Were you always interested in aviation?
How did you become a test pilot?
I was in the Norwegian air force for 14 years flying transport aircraft. In my free time I started to study electronics. I saw an internal advert for test pilots and applied. I was selected and went to the International Test Pilots' School, which was based at Cranfield, and spent 11 months on the course.
I became a test pilot for the air force until 1997, and flew for Braathens for more than three years before I felt the urge to use my test pilot experience.
I had completed an engineering diploma and joined Dornier and was involved on the 728 regional jet. This has to be one of my highlights. It was very interesting and I had an influence on helping to shape the product, but Dornier went bankrupt a year and a half later.
I went freelance in 2003 as a test pilot instructor, a test pilot, a simulator instructor and did some corporate flying. By the end of 2004 I was working for Grob on a freelance basis. I went full time here in April last year.
What do you love about your job?
It is interesting work, especially with the variety. It's great to participate in an interesting project and do something new, that's the main reason. But of course I have nice colleagues too.
How involved do you get with the project?
I have flown over 200h on the SPn and the programme total is close to 500h. As a test pilot I am involved in the final production phase as well as the development phases. We find things that we don't like or don't think are certifiable and help propose changes to the engineering team. If the engineers agree, the changes are made and then we test them again. Once we get to the certification phase we are then flying the aircraft according to the certification requirements and proving that the aircraft is capable of performing against the Part 23 Commuter rules.
How different is it flying an experimental aircraft?
It is very different. Initially there will be corners of the flight envelope that haven't been explored. We have to know the exact status of the aircraft. And there are legal issues - what we are allowed to do with the aircraft based on its permit to fly. Then there are the technical systems - some will be fully operational, others may have certain limitations. You have to know which systems you can operate in flight, and how fast and how high.
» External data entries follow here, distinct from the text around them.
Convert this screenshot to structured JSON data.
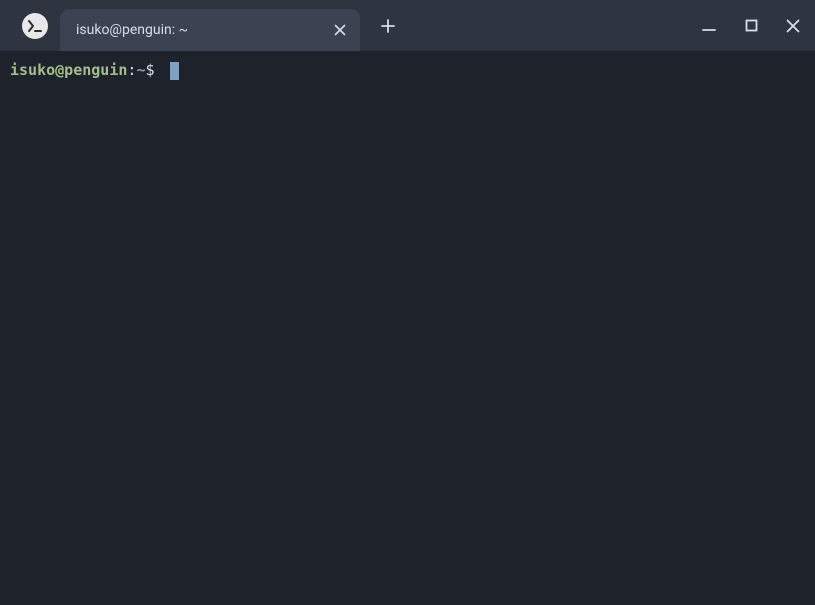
{
  "titlebar": {
    "tab_title": "isuko@penguin: ~"
  },
  "prompt": {
    "user_host": "isuko@penguin",
    "separator": ":",
    "path": "~",
    "symbol": "$ "
  }
}
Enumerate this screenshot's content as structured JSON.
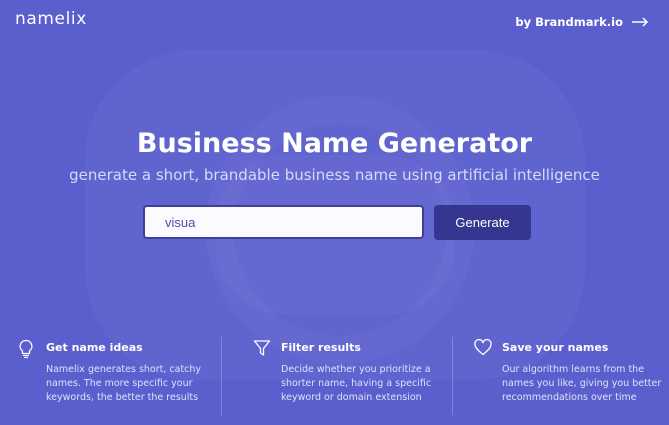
{
  "header": {
    "logo": "namelix",
    "brand_link": "by Brandmark.io"
  },
  "hero": {
    "title": "Business Name Generator",
    "subtitle": "generate a short, brandable business name using artificial intelligence"
  },
  "search": {
    "value": "visua",
    "button_label": "Generate"
  },
  "features": [
    {
      "icon": "lightbulb-icon",
      "title": "Get name ideas",
      "description": "Namelix generates short, catchy names. The more specific your keywords, the better the results"
    },
    {
      "icon": "filter-icon",
      "title": "Filter results",
      "description": "Decide whether you prioritize a shorter name, having a specific keyword or domain extension"
    },
    {
      "icon": "heart-icon",
      "title": "Save your names",
      "description": "Our algorithm learns from the names you like, giving you better recommendations over time"
    }
  ],
  "colors": {
    "background": "#5b5fce",
    "button": "#34368f",
    "input_border": "#3d3f99"
  }
}
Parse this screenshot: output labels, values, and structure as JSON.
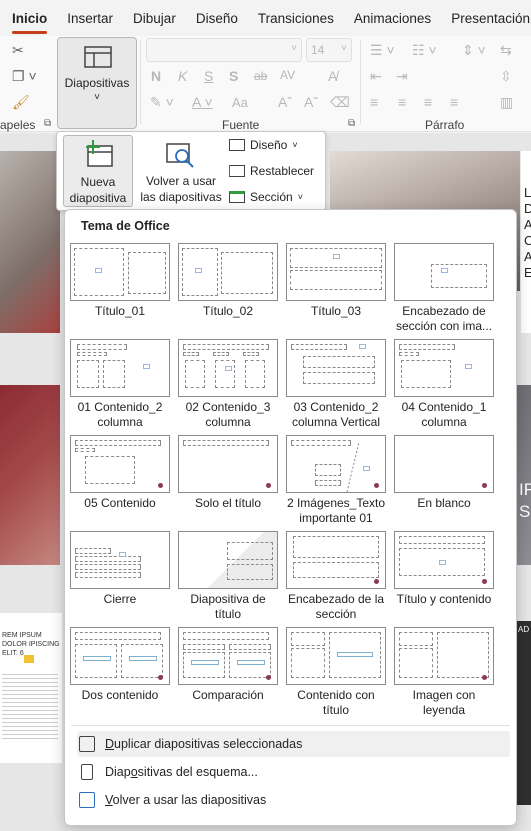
{
  "tabs": [
    "Inicio",
    "Insertar",
    "Dibujar",
    "Diseño",
    "Transiciones",
    "Animaciones",
    "Presentación co"
  ],
  "ribbon": {
    "clipboard_label": "apeles",
    "slides_button": "Diapositivas",
    "font_size": "14",
    "fuente_label": "Fuente",
    "parrafo_label": "Párrafo",
    "font_buttons": [
      "N",
      "K",
      "S",
      "S",
      "ab",
      "AV"
    ],
    "case_label": "Aa"
  },
  "slides_toolbar": {
    "new_slide": "Nueva diapositiva",
    "reuse": "Volver a usar las diapositivas",
    "layout": "Diseño",
    "reset": "Restablecer",
    "section": "Sección"
  },
  "panel": {
    "title": "Tema de Office",
    "layouts": [
      "Título_01",
      "Título_02",
      "Título_03",
      "Encabezado de sección con ima...",
      "01 Contenido_2 columna",
      "02 Contenido_3 columna",
      "03 Contenido_2 columna Vertical",
      "04 Contenido_1 columna",
      "05 Contenido",
      "Solo el título",
      "2 Imágenes_Texto importante 01",
      "En blanco",
      "Cierre",
      "Diapositiva de título",
      "Encabezado de la sección",
      "Título y contenido",
      "Dos contenido",
      "Comparación",
      "Contenido con título",
      "Imagen con leyenda"
    ],
    "menu": [
      {
        "pre": "",
        "u": "D",
        "post": "uplicar diapositivas seleccionadas"
      },
      {
        "pre": "Diap",
        "u": "o",
        "post": "sitivas del esquema..."
      },
      {
        "pre": "",
        "u": "V",
        "post": "olver a usar las diapositivas"
      }
    ]
  },
  "background": {
    "right_letters": [
      "L",
      "D",
      "A",
      "C",
      "A",
      "E"
    ],
    "right_big": [
      "IF",
      "S"
    ],
    "lorem_title": "REM IPSUM DOLOR IPISCING ELIT. 6",
    "right_small": "AD"
  },
  "colors": {
    "accent": "#c43e1c",
    "slide_red": "#8b2a33"
  }
}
The public impression of test pilots is very wrong. We are test pilots, not stunt pilots. The tests we are doing are done in a very strict fashion. There is not a lot of room for creativity in the air, but on the ground we have to help solve problems and find the solutions. We don't change the plan in the air. We're not cowboys and risk seekers! We're the opposite we try to reduce the risks as much as possible.
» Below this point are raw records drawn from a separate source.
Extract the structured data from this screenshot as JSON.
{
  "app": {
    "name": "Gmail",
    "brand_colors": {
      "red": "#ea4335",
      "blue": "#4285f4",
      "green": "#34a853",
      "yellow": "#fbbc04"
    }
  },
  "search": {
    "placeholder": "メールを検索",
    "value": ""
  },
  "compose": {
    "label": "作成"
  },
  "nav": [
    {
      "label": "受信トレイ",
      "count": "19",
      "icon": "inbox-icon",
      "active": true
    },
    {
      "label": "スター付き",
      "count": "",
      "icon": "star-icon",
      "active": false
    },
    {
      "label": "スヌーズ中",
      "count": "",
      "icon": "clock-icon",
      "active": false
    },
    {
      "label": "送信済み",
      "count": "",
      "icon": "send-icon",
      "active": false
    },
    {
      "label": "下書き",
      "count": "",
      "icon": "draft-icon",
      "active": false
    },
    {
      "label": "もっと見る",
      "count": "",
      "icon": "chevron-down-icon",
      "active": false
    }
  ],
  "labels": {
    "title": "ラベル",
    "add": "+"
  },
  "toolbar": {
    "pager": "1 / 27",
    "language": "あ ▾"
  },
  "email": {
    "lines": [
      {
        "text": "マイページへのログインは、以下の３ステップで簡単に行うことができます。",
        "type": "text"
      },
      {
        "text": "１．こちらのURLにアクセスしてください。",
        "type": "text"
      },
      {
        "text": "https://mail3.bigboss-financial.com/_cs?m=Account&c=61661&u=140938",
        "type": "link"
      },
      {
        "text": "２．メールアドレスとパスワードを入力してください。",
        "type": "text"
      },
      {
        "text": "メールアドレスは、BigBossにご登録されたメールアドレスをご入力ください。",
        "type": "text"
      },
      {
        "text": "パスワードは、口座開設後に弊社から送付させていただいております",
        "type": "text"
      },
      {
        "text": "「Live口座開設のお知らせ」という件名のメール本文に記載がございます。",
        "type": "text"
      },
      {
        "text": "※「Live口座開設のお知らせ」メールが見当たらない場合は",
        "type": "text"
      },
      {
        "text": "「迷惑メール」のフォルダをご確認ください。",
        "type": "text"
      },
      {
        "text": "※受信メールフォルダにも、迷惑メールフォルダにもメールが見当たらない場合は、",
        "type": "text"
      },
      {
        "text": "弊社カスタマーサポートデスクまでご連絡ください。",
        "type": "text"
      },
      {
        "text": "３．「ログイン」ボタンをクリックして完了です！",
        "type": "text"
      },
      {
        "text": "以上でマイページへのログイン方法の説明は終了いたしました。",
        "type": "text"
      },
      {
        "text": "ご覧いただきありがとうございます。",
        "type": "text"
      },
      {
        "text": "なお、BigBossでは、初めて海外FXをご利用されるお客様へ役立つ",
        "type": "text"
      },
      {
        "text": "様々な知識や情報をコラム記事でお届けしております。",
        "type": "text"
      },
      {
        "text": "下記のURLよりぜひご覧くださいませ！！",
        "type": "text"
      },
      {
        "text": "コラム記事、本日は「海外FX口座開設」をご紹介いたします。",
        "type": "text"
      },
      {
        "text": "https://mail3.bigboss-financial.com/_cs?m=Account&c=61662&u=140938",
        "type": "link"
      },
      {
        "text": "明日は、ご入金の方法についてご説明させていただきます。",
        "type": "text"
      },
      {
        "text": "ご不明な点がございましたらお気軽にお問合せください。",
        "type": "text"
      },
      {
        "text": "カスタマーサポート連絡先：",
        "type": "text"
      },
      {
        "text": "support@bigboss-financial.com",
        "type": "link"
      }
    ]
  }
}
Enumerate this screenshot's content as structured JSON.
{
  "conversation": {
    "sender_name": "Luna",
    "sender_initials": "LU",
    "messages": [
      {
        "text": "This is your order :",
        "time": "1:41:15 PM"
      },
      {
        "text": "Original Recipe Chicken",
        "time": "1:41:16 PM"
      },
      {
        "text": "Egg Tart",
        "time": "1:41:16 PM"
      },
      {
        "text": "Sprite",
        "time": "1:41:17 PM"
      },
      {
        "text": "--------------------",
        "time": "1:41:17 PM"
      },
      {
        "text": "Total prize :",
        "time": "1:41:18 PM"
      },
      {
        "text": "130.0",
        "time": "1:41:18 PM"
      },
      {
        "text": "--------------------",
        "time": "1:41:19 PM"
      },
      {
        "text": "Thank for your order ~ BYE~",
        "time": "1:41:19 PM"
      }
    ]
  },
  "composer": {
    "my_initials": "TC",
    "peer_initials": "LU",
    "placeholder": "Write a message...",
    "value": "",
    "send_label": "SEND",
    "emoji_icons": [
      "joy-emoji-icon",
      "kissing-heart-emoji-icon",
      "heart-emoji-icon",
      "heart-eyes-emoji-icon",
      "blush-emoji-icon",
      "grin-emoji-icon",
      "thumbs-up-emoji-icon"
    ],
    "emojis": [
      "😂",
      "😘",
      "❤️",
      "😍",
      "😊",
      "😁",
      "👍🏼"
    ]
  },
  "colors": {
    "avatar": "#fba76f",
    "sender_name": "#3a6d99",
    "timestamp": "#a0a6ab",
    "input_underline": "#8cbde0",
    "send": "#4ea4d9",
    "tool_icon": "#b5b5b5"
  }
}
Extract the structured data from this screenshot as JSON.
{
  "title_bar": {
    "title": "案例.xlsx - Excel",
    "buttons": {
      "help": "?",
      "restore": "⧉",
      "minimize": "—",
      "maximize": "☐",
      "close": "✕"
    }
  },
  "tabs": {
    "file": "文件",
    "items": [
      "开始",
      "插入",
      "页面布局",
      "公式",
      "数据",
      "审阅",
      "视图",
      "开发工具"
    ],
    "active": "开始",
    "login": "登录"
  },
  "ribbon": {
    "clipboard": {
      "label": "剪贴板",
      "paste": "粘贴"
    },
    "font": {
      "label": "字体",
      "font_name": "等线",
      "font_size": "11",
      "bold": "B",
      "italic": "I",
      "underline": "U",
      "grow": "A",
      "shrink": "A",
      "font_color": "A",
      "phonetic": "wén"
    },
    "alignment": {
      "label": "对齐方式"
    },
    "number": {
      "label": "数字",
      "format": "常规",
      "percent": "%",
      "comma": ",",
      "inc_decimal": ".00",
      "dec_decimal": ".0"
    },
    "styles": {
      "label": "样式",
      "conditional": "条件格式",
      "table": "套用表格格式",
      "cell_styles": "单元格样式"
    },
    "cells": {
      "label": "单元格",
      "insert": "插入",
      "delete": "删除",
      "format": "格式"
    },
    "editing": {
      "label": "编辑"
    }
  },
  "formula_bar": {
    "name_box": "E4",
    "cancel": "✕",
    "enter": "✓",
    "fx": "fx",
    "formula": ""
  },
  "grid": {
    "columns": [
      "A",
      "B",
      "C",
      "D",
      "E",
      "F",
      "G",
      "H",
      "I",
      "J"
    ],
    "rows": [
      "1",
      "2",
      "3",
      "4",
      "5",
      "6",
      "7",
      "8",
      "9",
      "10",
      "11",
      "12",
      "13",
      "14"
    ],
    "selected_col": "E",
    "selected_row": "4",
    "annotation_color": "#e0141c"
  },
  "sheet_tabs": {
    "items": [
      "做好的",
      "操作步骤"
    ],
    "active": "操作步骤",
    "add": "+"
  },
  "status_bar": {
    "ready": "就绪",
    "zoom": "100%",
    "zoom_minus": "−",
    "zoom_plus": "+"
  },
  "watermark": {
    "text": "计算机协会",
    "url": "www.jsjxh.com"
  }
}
If I take a holiday for a week I have to spend time catching up with the engineers since my last flight, so that I know what has been changed. Otherwise I risk a big surprise in the air. Its dynamic nature is the big difference between a certificated aircraft and a developmental aircraft. Our aircraft is changing by the day.
How do you become a test pilot for business jets?
You can start as a corporate pilot or training captain for a manufacturer, and if they like you and you have a technical background they may offer you the upgrade. A degree in aeronautical engineering helps.
Grob is looking for test pilots, people with 3,000h-plus experience of twin business jets and some test pilot experience.
The most common way to become a test pilot is to join the military and apply through their schemes.
Source: Flight International